▸ **Exercise directions**:
Set down every record below exactly as it stands, with the pictures omitted.

▸ **Items from a dataset**:
-=-=-=-=-
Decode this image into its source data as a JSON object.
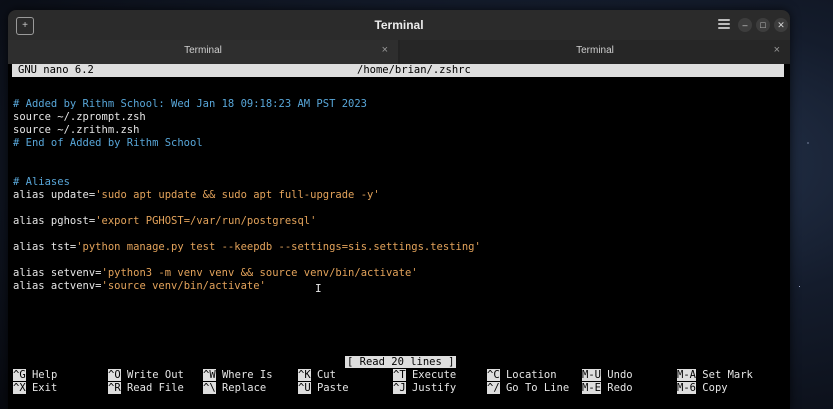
{
  "window": {
    "title": "Terminal"
  },
  "tabs": [
    {
      "label": "Terminal",
      "close": "×"
    },
    {
      "label": "Terminal",
      "close": "×"
    }
  ],
  "nano": {
    "version": "GNU nano 6.2",
    "filename": "/home/brian/.zshrc",
    "lines": [
      {
        "text": "# Added by Rithm School: Wed Jan 18 09:18:23 AM PST 2023",
        "type": "comment"
      },
      {
        "text": "source ~/.zprompt.zsh",
        "type": "plain"
      },
      {
        "text": "source ~/.zrithm.zsh",
        "type": "plain"
      },
      {
        "text": "# End of Added by Rithm School",
        "type": "comment"
      },
      {
        "text": "# Aliases",
        "type": "comment"
      },
      {
        "prefix": "alias update=",
        "str": "'sudo apt update && sudo apt full-upgrade -y'"
      },
      {
        "prefix": "alias pghost=",
        "str": "'export PGHOST=/var/run/postgresql'"
      },
      {
        "prefix": "alias tst=",
        "str": "'python manage.py test --keepdb --settings=sis.settings.testing'"
      },
      {
        "prefix": "alias setvenv=",
        "str": "'python3 -m venv venv && source venv/bin/activate'"
      },
      {
        "prefix": "alias actvenv=",
        "str": "'source venv/bin/activate'"
      }
    ],
    "status_message": "[ Read 20 lines ]",
    "shortcuts": [
      {
        "key": "^G",
        "label": "Help"
      },
      {
        "key": "^X",
        "label": "Exit"
      },
      {
        "key": "^O",
        "label": "Write Out"
      },
      {
        "key": "^R",
        "label": "Read File"
      },
      {
        "key": "^W",
        "label": "Where Is"
      },
      {
        "key": "^\\",
        "label": "Replace"
      },
      {
        "key": "^K",
        "label": "Cut"
      },
      {
        "key": "^U",
        "label": "Paste"
      },
      {
        "key": "^T",
        "label": "Execute"
      },
      {
        "key": "^J",
        "label": "Justify"
      },
      {
        "key": "^C",
        "label": "Location"
      },
      {
        "key": "^/",
        "label": "Go To Line"
      },
      {
        "key": "M-U",
        "label": "Undo"
      },
      {
        "key": "M-E",
        "label": "Redo"
      },
      {
        "key": "M-A",
        "label": "Set Mark"
      },
      {
        "key": "M-6",
        "label": "Copy"
      }
    ]
  },
  "colors": {
    "comment": "#58a6d8",
    "string": "#e3a35b",
    "bar": "#dedede"
  }
}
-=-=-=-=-
▸ **Exercise solution**:
Decode this image into its source data as a JSON object.
{
  "window": {
    "title": "Terminal"
  },
  "tabs": [
    {
      "label": "Terminal",
      "close": "×"
    },
    {
      "label": "Terminal",
      "close": "×"
    }
  ],
  "nano": {
    "version": "GNU nano 6.2",
    "filename": "/home/brian/.zshrc",
    "lines": [
      {
        "text": "# Added by Rithm School: Wed Jan 18 09:18:23 AM PST 2023",
        "type": "comment"
      },
      {
        "text": "source ~/.zprompt.zsh",
        "type": "plain"
      },
      {
        "text": "source ~/.zrithm.zsh",
        "type": "plain"
      },
      {
        "text": "# End of Added by Rithm School",
        "type": "comment"
      },
      {
        "text": "# Aliases",
        "type": "comment"
      },
      {
        "prefix": "alias update=",
        "str": "'sudo apt update && sudo apt full-upgrade -y'"
      },
      {
        "prefix": "alias pghost=",
        "str": "'export PGHOST=/var/run/postgresql'"
      },
      {
        "prefix": "alias tst=",
        "str": "'python manage.py test --keepdb --settings=sis.settings.testing'"
      },
      {
        "prefix": "alias setvenv=",
        "str": "'python3 -m venv venv && source venv/bin/activate'"
      },
      {
        "prefix": "alias actvenv=",
        "str": "'source venv/bin/activate'"
      }
    ],
    "status_message": "[ Read 20 lines ]",
    "shortcuts": [
      {
        "key": "^G",
        "label": "Help"
      },
      {
        "key": "^X",
        "label": "Exit"
      },
      {
        "key": "^O",
        "label": "Write Out"
      },
      {
        "key": "^R",
        "label": "Read File"
      },
      {
        "key": "^W",
        "label": "Where Is"
      },
      {
        "key": "^\\",
        "label": "Replace"
      },
      {
        "key": "^K",
        "label": "Cut"
      },
      {
        "key": "^U",
        "label": "Paste"
      },
      {
        "key": "^T",
        "label": "Execute"
      },
      {
        "key": "^J",
        "label": "Justify"
      },
      {
        "key": "^C",
        "label": "Location"
      },
      {
        "key": "^/",
        "label": "Go To Line"
      },
      {
        "key": "M-U",
        "label": "Undo"
      },
      {
        "key": "M-E",
        "label": "Redo"
      },
      {
        "key": "M-A",
        "label": "Set Mark"
      },
      {
        "key": "M-6",
        "label": "Copy"
      }
    ]
  },
  "colors": {
    "comment": "#58a6d8",
    "string": "#e3a35b",
    "bar": "#dedede"
  }
}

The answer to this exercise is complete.